Press Releases

Posted by: Stacey Shrader Joslin on Apr 23, 2013

Paper on Supreme Court wetlands case wins annual contest

NASHVILLE, April 23, 2013 — Wyatt Sassman, a third-year student at Vanderbilt University Law School, has been awarded first place in the Tennessee Bar Association Environmental Law Section’s 2013 Jon E. Hastings Memorial Award Writing Competition for his article “Administrative Compliance Orders and Due Process after Sackett.” He will collect a cash award of $1,200 and his article will be published in an upcoming issue of the section’s newsletter.

Sassman’s paper is based on an analysis of the Supreme Court’s 2012 decision in Sackett v. U.S. Environmental Protection Agency, which gave Michael and Chantell Sackett the right to challenge an EPA order that they had built their new home on a wetland before the agency enforced the order with penalties. The Sacketts successfully argued that inability to immediately challenge the order violated their due process rights, though such claims routinely had been rejected by lower courts. Sassman argued that by reversing decades of court rulings, the Supreme Court “stuck a wrench in a much larger enforcement scheme” as administrative compliance orders “are one of EPA’s most utilized enforcement tools” – not just in wetlands cases but in a wide range of environmental laws. After looking at federal precedent, congressional intent and the constitutional foundations of administrative law, Sassman concluded that administrative orders do not violate due process rights and federal agencies should be free to use them without judicial interference. He urged policy makers to recognize the broader impact of the court’s decision and take steps necessary to restore the traditional role of administrative orders.

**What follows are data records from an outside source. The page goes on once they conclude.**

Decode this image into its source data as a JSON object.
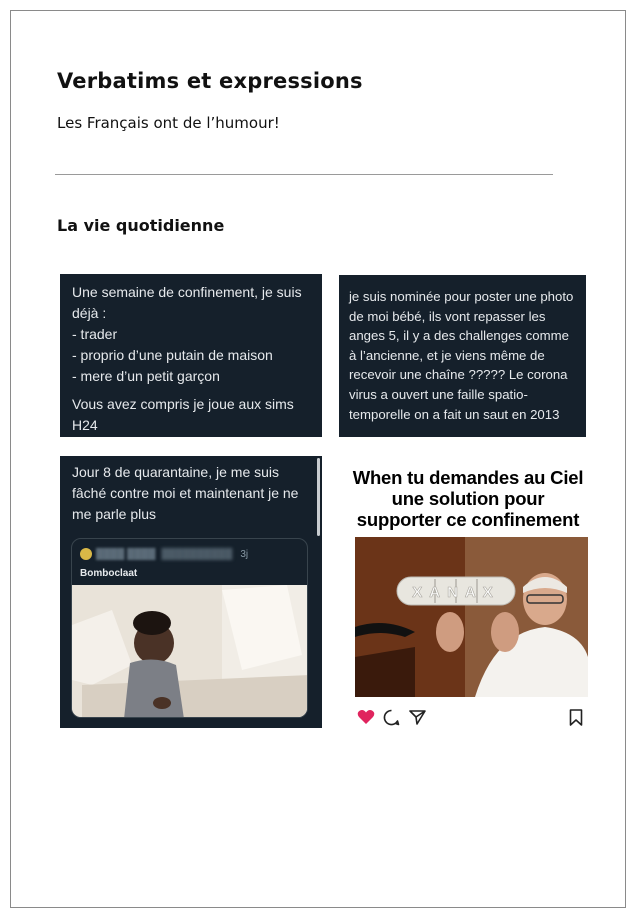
{
  "header": {
    "title": "Verbatims et expressions",
    "subtitle": "Les Français ont de l’humour!"
  },
  "section": {
    "title": "La vie quotidienne"
  },
  "cards": {
    "card1": {
      "lines": [
        "Une semaine de confinement, je suis",
        "déjà :",
        "- trader",
        "- proprio d’une putain de maison",
        "- mere d’un petit garçon"
      ],
      "lines2": [
        "Vous avez compris je joue aux sims",
        "H24"
      ]
    },
    "card2": {
      "text": "je suis nominée pour poster une photo de moi bébé, ils vont repasser les anges 5, il y a des challenges comme à l’ancienne, et je viens même de recevoir une chaîne ????? Le corona virus a ouvert une faille spatio-temporelle on a fait un saut en 2013"
    },
    "card3": {
      "text": "Jour 8 de quarantaine, je me suis fâché contre moi et maintenant je ne me parle plus",
      "quote": {
        "time": "3j",
        "text": "Bomboclaat"
      }
    },
    "card4": {
      "caption": "When tu demandes au Ciel une solution pour supporter ce confinement",
      "pill_text": "XANAX"
    }
  },
  "colors": {
    "tweet_bg": "#15202b",
    "heart": "#e0245e"
  },
  "icons": [
    "heart-icon",
    "comment-icon",
    "share-icon",
    "bookmark-icon"
  ]
}
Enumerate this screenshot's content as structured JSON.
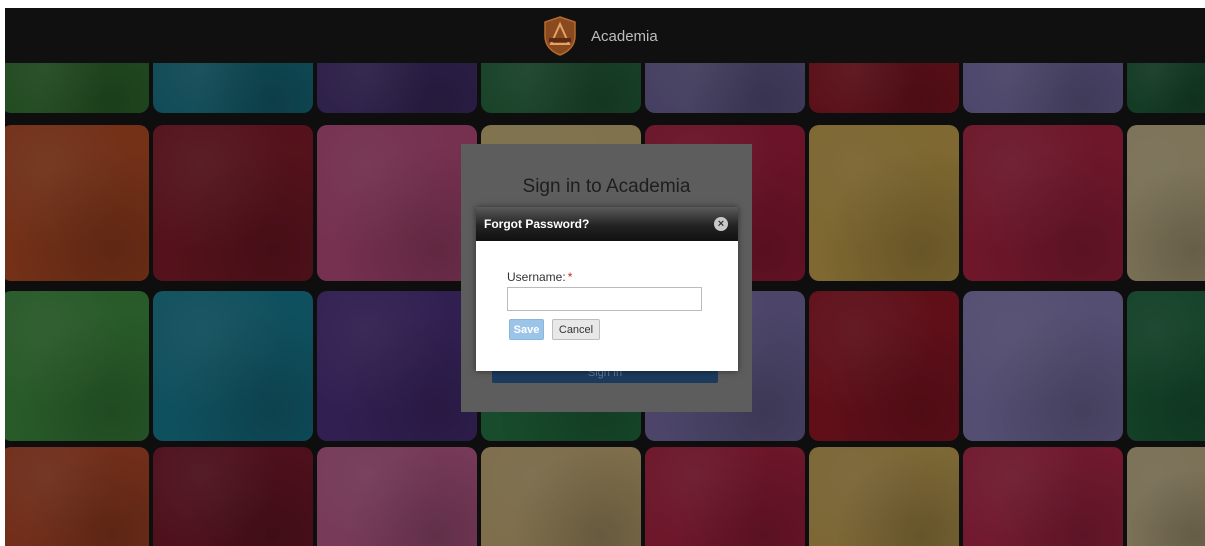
{
  "header": {
    "logo_icon": "academia-shield-logo-icon",
    "app_title": "Academia"
  },
  "background": {
    "description_colors": [
      "#3f8f40",
      "#1f8fa3",
      "#5a3d8c",
      "#2e7f4d",
      "#7a6fb0",
      "#a41c2c",
      "#8a7fc1",
      "#1f6b45"
    ]
  },
  "signin": {
    "title": "Sign in to Academia",
    "button_label": "Sign In"
  },
  "dialog": {
    "title": "Forgot Password?",
    "close_icon": "close-circle-icon",
    "username_label": "Username:",
    "required_marker": "*",
    "username_value": "",
    "username_placeholder": "",
    "save_label": "Save",
    "cancel_label": "Cancel"
  }
}
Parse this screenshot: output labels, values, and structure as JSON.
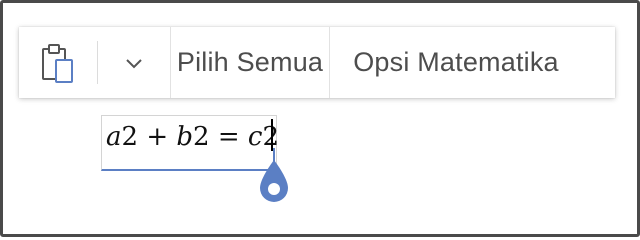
{
  "toolbar": {
    "paste_icon": "clipboard-paste-icon",
    "options_icon": "chevron-down-icon",
    "select_all_label": "Pilih Semua",
    "math_options_label": "Opsi Matematika"
  },
  "equation": {
    "parts": [
      "a",
      "2 + ",
      "b",
      "2 = ",
      "c",
      "2"
    ]
  },
  "colors": {
    "accent": "#5b7fc4",
    "icon": "#555555",
    "text": "#4d4d4d"
  }
}
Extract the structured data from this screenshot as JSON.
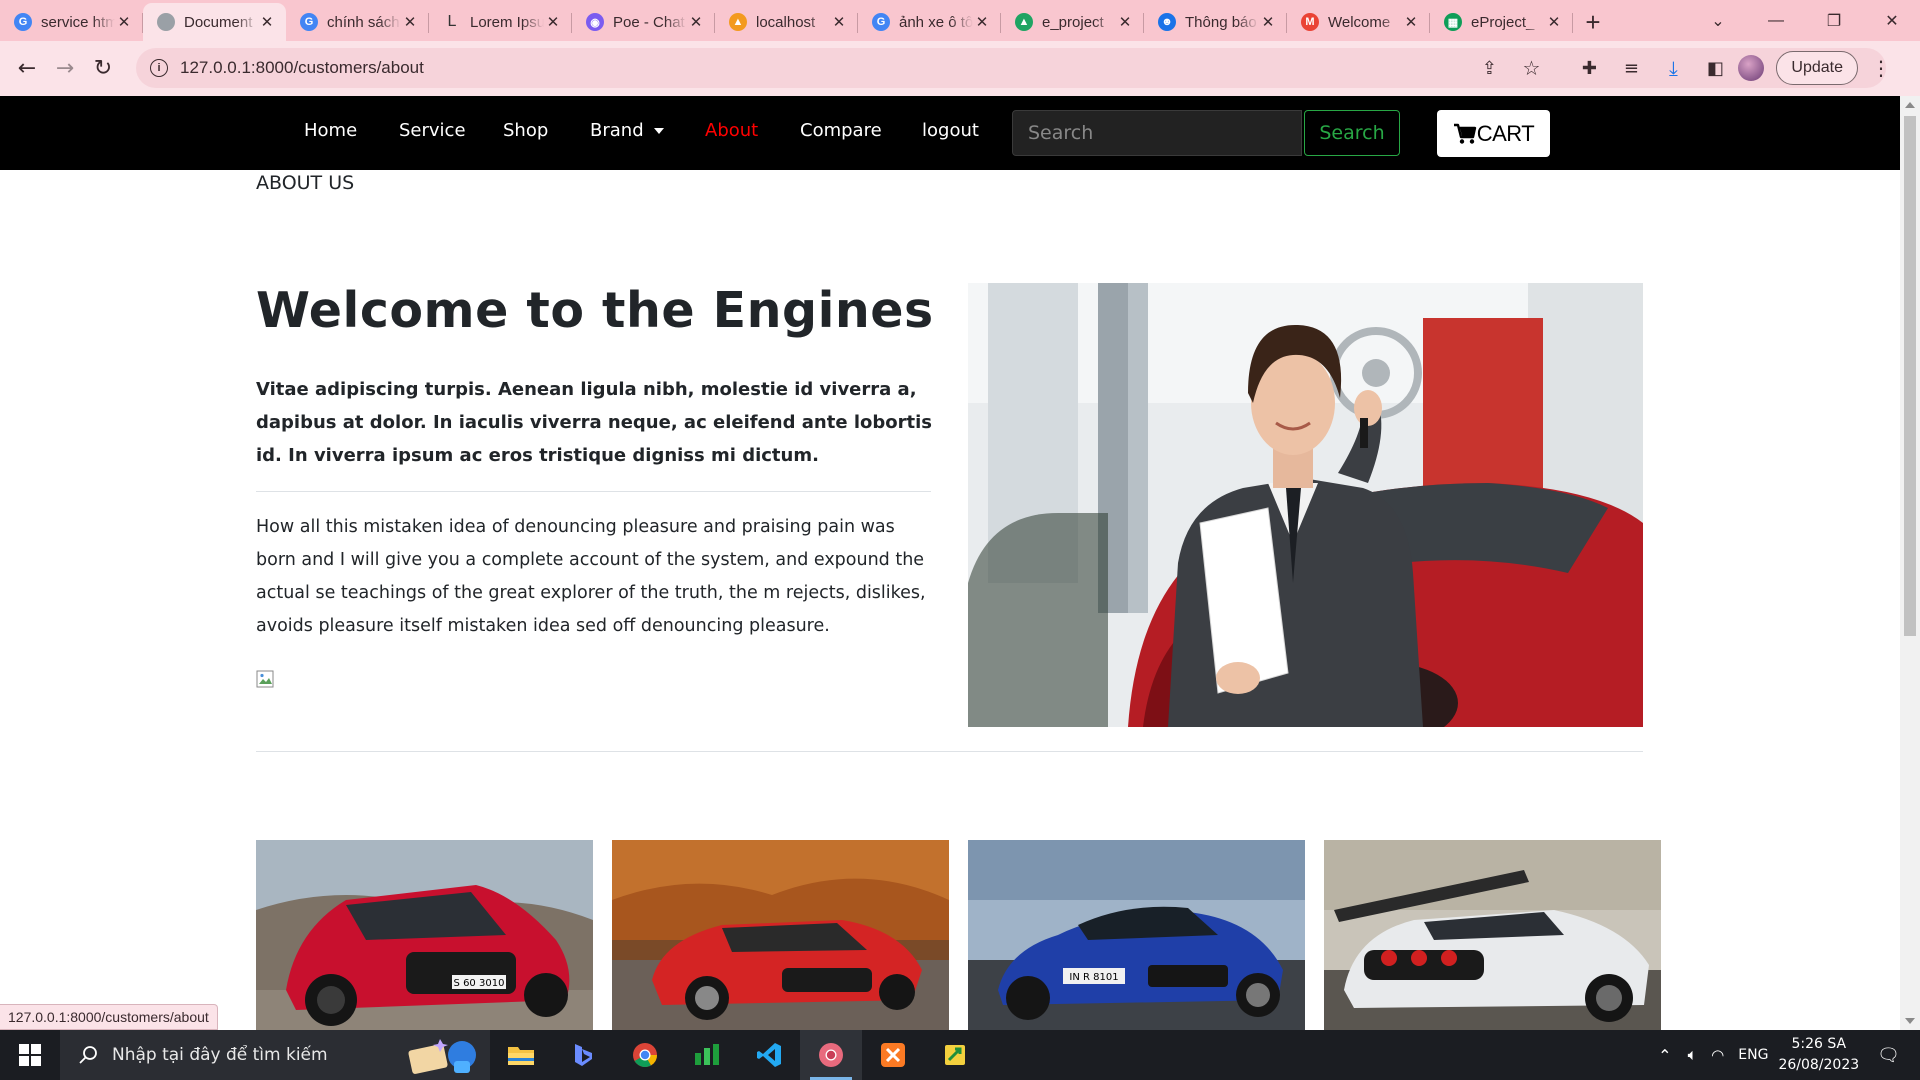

The writing competition, sponsored by the TBA Environmental Law Section, is a juried competition for the best legal writing on a topic of Tennessee or federal environmental law and is open to law students enrolled in a Tennessee law school. It is held each year as a way to promote a dialogue on important environmental issues and to strengthen relationships among environmental law professors, students and practitioners in the state. Entries are judged by a panel of environmental law practitioners, members of the judiciary and/or professors selected by the section.

The competition is named for Jon E. Hastings, a founding member of the section, and a lawyer in the Nashville office of Boult, Cummings, Connors & Berry. He died at the young age of 45 after a two-year battle with cancer.  Despite his health problems, Hastings found time and energy to devote to numerous philanthropic causes and civic groups, and contribute to the body of environmental law in the state.

Read Sassman’s essay on the Environmental Section's webpage.